RufasGate is a combination of the Portal and Sokoban games. Using stargate terminology, there are Zero Point Modules (ZPMs) that power the portal guns, which in turn create the two ends of a temporary and short range wormhole, a shortcut through space-time, that allows obstacles to be bypassed. In order to empower the portal guns, all cylindrical ZPMs must be bumped onto their base receptacles. There are currently only four levels, and no way to save a game. RufasGate is also a testbed for learning/illustrating various modern OpenGL techniques including cubemaps, water reflections, sound, and glsl shader capabilities. And for anyone planning to use SDL2, it illustrates key-mapping, to get improved keyboard responsiveness from SDL.
Langer is an object oriented, rule based programming language. Its interpreter is shipped as a Python library. It was created to express behavior strategies, has a simple syntax based on languages like Python and C, and was designed to be convenient and readable for a programmer, but it can be easily used in genetic programming as well.
"Farspice, a melange odyssey" is an action game with some strategic elements. The goal of the game is to store in your base as much as possible of harvested spice (melange). You must defend the spice from many alien waves around many planets. You can sell the saved spice to buy weapons or upgrades for your base.
Beat Back the Horde is a rhythm-time strategy game for Android 2.2 and up, focusing on fast-paced placing of units while tapping to the beat! Build up combos to spawn Über Units! It is playable in single-player mode, or in multi-player mode over Bluetooth, and can be learned in a minute and played for hours. It includes many achievements to unlock, five songs to master, adjustable difficulty single-player AI, and particle effects.
The Grind is a simple game about avoiding responsibility at work. The goal is to acquire as little work (as few "to-dos") as possible throughout your 9-5 workday. Wander around the cubicles and hide from the men in suits - if they're coming your way, that means they want to give you work! Use the arrow keys to move, space to start, and escape to exit.
WarTactical is a wargame in which each screen pixel corresponds to 10 feet of ground area, instead of splitting the field into hexagons. You can play a game against the computer or play a simple random setup. Dice are rolled when you attack, and this result is added to modifiers that are derived from the situation, such as whether the unit is pinned or how much armor it has, as well as what terrain it's on. You need to stay in contact with your HQ (leader) to move far. WW2 (or Modern) units like artillery, infantry, LMGs, paratroopers, cars, and HQ (leaders) are available. Modules are being developed to represent different time periods of war.
Gigalomania is a 2D real time strategy game that is a clone of Mega-Lo-Mania.
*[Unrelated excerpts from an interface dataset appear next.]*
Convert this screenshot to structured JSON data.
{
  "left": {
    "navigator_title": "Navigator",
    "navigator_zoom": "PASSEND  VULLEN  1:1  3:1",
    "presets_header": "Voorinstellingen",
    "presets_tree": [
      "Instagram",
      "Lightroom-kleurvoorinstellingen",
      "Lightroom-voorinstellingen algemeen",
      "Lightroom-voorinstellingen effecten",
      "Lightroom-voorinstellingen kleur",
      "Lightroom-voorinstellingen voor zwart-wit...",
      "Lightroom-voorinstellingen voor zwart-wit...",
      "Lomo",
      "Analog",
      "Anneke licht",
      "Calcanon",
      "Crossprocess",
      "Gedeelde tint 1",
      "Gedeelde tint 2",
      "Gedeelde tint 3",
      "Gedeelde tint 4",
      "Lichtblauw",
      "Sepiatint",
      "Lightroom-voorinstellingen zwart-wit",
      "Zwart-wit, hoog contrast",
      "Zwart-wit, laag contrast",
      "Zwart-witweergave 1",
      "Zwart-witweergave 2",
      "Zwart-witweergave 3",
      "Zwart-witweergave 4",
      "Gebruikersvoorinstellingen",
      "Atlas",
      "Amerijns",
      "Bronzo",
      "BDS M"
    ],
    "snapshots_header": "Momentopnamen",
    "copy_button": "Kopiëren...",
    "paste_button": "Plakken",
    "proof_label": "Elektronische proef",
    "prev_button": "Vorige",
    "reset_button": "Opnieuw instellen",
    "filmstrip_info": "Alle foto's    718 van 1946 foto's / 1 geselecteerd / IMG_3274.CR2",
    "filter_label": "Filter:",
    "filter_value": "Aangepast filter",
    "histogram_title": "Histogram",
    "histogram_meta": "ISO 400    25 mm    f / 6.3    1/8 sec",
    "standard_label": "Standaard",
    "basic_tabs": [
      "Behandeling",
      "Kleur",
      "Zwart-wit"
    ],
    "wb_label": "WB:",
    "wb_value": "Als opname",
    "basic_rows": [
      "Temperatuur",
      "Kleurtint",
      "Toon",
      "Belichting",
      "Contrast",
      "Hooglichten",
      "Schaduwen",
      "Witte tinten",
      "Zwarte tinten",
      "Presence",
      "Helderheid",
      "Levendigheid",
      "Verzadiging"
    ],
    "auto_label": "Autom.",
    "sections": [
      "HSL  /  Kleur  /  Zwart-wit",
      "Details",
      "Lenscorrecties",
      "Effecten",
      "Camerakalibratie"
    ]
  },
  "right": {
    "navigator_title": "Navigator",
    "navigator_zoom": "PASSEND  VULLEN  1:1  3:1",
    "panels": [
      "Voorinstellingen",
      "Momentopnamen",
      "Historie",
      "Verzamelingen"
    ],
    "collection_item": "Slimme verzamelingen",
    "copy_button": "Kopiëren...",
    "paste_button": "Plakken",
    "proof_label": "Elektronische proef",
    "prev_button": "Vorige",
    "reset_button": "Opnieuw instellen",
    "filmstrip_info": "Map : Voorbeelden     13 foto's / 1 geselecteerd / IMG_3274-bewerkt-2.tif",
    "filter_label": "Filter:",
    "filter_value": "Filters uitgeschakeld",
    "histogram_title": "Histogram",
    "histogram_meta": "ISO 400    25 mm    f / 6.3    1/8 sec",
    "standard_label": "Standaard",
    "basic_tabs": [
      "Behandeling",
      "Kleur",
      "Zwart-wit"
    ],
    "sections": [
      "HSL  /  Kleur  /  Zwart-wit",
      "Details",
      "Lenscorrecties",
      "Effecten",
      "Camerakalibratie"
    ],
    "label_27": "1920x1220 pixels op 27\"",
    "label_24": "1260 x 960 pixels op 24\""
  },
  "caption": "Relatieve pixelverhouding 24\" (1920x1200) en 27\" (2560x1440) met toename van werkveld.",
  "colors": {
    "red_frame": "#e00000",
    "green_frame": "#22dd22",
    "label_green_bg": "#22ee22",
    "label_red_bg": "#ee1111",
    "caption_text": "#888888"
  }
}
The gameplay consists of researching and developing new technology with which to conquer your enemies, from rocks and sticks to nuclear weapons and spaceships. You can advance through ten different ages, from the stone age to the future. There are 28 different maps to play through. The game is still under development, but is entirely playable in its current state.
0 A.D. (pronounced "zero ey-dee") is a cross-platform real-time strategy (RTS) game of ancient warfare. It's a historically-based war/economy game that allows players to relive or rewrite the history of ancient civilizations, each depicted at their peak of economic growth and military prowess.
Golem Python Framework is a Python game framework for developing and learning. It can assist a student of programming by providing opportunities to write programs with interestingly visible effects, despite their simplicity. Golem provides a Web-based interface that can be used even by very early students to learn the basics of thinking with computer code by teaching a visible character on the screen to perform various tasks. Golem is based on Python, and allows a student to use all of Python's features. It attempts to hide the intimidating face that computer programming can present. Learners who are too advanced for the Web interface can use Golem as a powerful Python development framework that is effective for developing cross-platform 2D games.